County officials weren't expecting their in-house crew to be busier than the HSOY team, but that's what's ended up happening over the last few months: Calls for service have averaged about 250 per month, and impoundments have gone up to 100 per month. When HSOY ran operations, it impounded about 65 animals per month, the county said.
Those additional impoundments are adding up. At $32 per dog per day at HSOY's shelter and assuming a four-day stay per dog, that corresponds to an anticipated cost increase of about $65,000 – the county budgeted about $88,000 for kennelling this year, but is projected to spend about $153,000.
With the bump in impoundments, the county's projected savings dropped from about $93,000 to $28,000.
Also, the Yuma County Animal Control Division is staffed with two part-time officers, a full-time officer and a full-time director, who also spends time in the field. Pickels said he'd like to make one of those part-time officers full-time, which could further chip away at savings.
The possible new facility would cost an estimated $1,457,000 to build – financed either through bonds or a pledged revenue purchase agreement – and eventually cost roughly $224,000 per year to run. A basic structure that would be almost entirely dedicated to dog pens, it could potentially be operational later this year.
“It's a simple facility,” Pickels said. “It probably wouldn't take more than two or three months to get a new building up and running.”

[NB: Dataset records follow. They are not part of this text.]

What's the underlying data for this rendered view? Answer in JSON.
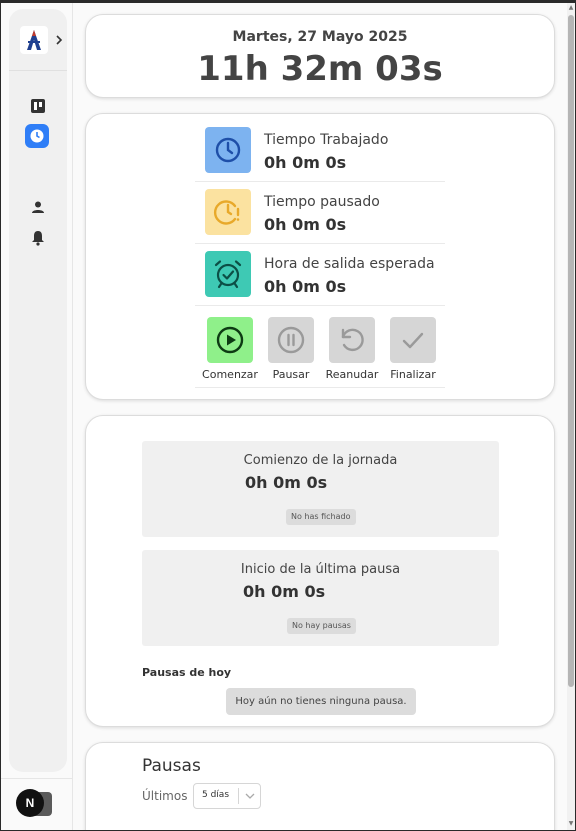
{
  "clock": {
    "date": "Martes, 27 Mayo 2025",
    "time": "11h 32m 03s"
  },
  "stats": [
    {
      "label": "Tiempo Trabajado",
      "value": "0h 0m 0s",
      "icon": "clock-icon",
      "color": "#7db3f0"
    },
    {
      "label": "Tiempo pausado",
      "value": "0h 0m 0s",
      "icon": "clock-alert-icon",
      "color": "#fbe2a0"
    },
    {
      "label": "Hora de salida esperada",
      "value": "0h 0m 0s",
      "icon": "alarm-check-icon",
      "color": "#3ec9b4"
    }
  ],
  "actions": [
    {
      "label": "Comenzar",
      "icon": "play-icon",
      "color": "#8ff08a"
    },
    {
      "label": "Pausar",
      "icon": "pause-icon",
      "color": "#d6d6d6"
    },
    {
      "label": "Reanudar",
      "icon": "rotate-ccw-icon",
      "color": "#d6d6d6"
    },
    {
      "label": "Finalizar",
      "icon": "check-icon",
      "color": "#d6d6d6"
    }
  ],
  "day": {
    "start": {
      "title": "Comienzo de la jornada",
      "value": "0h 0m 0s",
      "badge": "No has fichado"
    },
    "last_pause": {
      "title": "Inicio de la última pausa",
      "value": "0h 0m 0s",
      "badge": "No hay pausas"
    },
    "pauses_today_label": "Pausas de hoy",
    "pauses_today_empty": "Hoy aún no tienes ninguna pausa."
  },
  "pauses": {
    "title": "Pausas",
    "filter_label": "Últimos",
    "filter_value": "5 días"
  },
  "sidebar": {
    "items": [
      {
        "name": "board",
        "icon": "kanban-board-icon"
      },
      {
        "name": "clock",
        "icon": "clock-icon",
        "active": true
      },
      {
        "name": "profile",
        "icon": "user-icon"
      },
      {
        "name": "notifications",
        "icon": "bell-icon"
      }
    ],
    "avatar_letter": "N",
    "accent": "#2f7ef7"
  }
}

The “transitional facility,” which would be a holding facility but not offer adoptions, would sit on about 1 acre at 36th Street east of Avenue 4E in Yuma city limits. The city would transfer the title to the county and the county would lease space to all the municipalities until the debt is satisfied after 10 years. After the debt expires, the county would retain ownership and maintenance of the facility, charging municipalities at a reduced rate for maintenance only. All municipalities would have around-the-clock access to the pound. It would primarily house dogs, but there would be a room for stray cats picked up in the city of Yuma.
Each entity would chip in a proportional amount: the city of Yuma more than half, unincorporated county about 25 percent, and smaller amounts for San Luis, Somerton and Wellton. For the first year, that would be a total of $450,000, making the bills as little as $9,000 for Wellton and about $250,000 for the city of Yuma. By the 11th year, with the debt service retired, operations would cost a total of $224,000, absent inflationary cost increases.
For the county, the per-day kennelling charge would shake out to about $30 a day at first, but once the debt service is retired it would drop to about $15 per day.
Staffing would include two kennel technicians, a veterinarian on contract, and inmate labor from the state prison in San Luis for tasks like maintenance, kennel washing and dog exercising.
Impounded dogs that aren't reunited with their owners after being held for the maximum amount of time – five days for licensed animals, three if unlicensed – will either be sent to the HSOY shelter or a rescue group for adoption, or euthanized.
Pickels reiterated that Yuma County has had a positive long-standing relationship with the Humane Society and it hopes to preserve that through the transition.
“I take some comfort in the fact that it's been very well-researched,” he said.
Smith said that even though he opposes the consolidated pound concept, HSOY will go ahead with its mission of spaying and neutering, and providing low-cost veterinary care. Pet overpopulation and homelessness, and thus the need for shelters, are things they want to eliminate.
“That's our vision,” he said. “An empty shelter.”